In the listing, some lines may hold the string "JSON"; report how many do, as a bare number.

--- EXERCISE INPUT ---
--*--

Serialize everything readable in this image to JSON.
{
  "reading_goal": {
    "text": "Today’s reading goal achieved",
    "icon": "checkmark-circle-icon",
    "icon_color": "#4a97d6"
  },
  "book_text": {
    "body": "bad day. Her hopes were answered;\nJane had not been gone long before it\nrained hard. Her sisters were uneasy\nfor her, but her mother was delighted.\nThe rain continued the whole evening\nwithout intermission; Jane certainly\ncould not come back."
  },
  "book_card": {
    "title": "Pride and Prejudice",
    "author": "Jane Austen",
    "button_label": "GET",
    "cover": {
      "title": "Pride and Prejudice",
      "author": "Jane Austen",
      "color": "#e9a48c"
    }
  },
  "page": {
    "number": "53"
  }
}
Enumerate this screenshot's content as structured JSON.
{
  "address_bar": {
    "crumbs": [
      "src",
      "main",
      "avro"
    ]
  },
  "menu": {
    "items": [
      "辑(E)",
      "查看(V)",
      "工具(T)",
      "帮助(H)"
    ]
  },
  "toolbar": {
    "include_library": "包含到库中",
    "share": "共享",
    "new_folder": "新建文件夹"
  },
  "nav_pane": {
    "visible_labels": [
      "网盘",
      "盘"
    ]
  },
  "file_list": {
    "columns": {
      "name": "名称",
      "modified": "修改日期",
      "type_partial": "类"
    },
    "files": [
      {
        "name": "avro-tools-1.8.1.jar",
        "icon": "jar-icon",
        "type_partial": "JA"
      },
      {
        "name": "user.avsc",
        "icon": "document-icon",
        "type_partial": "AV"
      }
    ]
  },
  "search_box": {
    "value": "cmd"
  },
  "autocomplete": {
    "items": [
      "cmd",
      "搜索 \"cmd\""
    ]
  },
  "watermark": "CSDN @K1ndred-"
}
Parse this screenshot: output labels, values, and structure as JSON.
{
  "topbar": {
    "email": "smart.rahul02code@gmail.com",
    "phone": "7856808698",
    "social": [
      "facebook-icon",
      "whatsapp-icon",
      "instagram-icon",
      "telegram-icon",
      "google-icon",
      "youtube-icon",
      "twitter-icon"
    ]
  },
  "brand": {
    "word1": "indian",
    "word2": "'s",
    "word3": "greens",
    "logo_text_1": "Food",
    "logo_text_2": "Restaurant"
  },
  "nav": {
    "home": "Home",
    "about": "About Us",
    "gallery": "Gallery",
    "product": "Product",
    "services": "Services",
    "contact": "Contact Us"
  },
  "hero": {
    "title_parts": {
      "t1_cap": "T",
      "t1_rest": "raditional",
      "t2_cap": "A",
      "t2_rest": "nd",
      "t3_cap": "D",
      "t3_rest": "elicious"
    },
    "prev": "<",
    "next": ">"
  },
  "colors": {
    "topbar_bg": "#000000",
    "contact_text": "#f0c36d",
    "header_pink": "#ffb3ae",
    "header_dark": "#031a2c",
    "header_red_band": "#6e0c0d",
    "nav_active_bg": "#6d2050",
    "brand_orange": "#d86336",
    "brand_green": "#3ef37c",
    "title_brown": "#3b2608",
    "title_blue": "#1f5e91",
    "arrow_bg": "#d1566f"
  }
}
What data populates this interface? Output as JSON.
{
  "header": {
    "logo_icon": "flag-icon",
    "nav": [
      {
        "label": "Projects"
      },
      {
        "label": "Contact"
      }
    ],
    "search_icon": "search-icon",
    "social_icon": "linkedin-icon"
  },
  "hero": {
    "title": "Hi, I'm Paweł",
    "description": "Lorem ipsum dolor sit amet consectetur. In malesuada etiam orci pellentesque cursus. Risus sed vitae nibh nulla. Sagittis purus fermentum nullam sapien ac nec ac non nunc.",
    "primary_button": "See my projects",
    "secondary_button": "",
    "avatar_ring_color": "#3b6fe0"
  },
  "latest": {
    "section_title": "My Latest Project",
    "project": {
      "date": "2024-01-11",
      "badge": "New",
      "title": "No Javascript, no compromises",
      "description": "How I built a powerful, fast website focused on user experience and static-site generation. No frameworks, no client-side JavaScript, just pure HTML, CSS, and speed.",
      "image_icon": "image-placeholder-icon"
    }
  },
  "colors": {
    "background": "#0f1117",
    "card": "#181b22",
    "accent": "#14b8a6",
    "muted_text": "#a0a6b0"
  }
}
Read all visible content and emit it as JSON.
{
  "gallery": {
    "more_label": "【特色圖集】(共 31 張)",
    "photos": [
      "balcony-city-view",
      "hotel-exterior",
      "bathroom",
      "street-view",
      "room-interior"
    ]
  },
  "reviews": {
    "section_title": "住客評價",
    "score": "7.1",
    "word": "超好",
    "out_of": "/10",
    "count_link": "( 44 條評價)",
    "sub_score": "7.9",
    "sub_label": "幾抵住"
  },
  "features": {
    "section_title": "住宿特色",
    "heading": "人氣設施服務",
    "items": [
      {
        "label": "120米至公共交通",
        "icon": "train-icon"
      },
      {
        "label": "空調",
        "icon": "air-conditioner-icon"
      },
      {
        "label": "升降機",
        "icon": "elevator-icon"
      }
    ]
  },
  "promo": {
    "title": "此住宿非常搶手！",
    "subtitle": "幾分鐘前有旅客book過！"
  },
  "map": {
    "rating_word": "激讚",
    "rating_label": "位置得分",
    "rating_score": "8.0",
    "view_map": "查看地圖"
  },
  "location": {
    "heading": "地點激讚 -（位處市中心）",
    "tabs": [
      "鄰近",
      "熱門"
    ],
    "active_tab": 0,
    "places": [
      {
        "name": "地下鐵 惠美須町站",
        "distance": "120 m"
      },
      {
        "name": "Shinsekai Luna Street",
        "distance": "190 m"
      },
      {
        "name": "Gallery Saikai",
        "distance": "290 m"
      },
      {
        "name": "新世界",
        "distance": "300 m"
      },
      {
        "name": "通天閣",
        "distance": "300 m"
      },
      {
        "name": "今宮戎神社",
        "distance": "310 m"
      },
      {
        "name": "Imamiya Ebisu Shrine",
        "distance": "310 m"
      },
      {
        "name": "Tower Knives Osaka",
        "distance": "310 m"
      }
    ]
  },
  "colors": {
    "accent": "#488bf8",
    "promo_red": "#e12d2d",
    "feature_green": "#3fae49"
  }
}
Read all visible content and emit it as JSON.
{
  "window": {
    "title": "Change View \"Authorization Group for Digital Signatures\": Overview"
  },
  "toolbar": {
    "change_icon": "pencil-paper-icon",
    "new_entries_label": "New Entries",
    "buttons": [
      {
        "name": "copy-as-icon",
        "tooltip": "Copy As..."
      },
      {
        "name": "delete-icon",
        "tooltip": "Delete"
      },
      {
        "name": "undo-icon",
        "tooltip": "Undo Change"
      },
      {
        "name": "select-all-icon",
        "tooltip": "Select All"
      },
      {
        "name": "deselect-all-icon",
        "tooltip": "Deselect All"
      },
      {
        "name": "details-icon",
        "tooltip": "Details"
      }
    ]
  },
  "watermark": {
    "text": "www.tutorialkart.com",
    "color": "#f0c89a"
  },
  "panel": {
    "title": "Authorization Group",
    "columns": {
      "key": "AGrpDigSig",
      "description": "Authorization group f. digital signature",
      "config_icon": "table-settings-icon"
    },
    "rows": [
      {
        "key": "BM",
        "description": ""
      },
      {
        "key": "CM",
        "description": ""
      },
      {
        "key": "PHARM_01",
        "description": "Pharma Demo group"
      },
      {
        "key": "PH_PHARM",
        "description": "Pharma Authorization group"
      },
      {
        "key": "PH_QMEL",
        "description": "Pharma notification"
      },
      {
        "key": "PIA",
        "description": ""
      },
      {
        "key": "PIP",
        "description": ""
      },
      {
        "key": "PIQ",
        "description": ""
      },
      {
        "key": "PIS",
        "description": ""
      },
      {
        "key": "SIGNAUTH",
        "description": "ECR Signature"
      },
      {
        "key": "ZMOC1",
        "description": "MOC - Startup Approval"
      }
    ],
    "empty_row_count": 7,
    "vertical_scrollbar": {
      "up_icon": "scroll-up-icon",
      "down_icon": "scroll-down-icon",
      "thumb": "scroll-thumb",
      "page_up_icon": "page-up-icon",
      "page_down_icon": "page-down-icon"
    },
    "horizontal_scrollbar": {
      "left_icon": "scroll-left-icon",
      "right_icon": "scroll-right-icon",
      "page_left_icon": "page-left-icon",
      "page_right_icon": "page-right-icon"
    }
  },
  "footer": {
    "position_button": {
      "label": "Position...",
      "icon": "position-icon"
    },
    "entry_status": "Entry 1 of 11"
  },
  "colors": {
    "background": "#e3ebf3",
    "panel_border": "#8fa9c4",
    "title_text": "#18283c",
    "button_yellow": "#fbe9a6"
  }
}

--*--

--- PROBLEM SOLUTION ---
6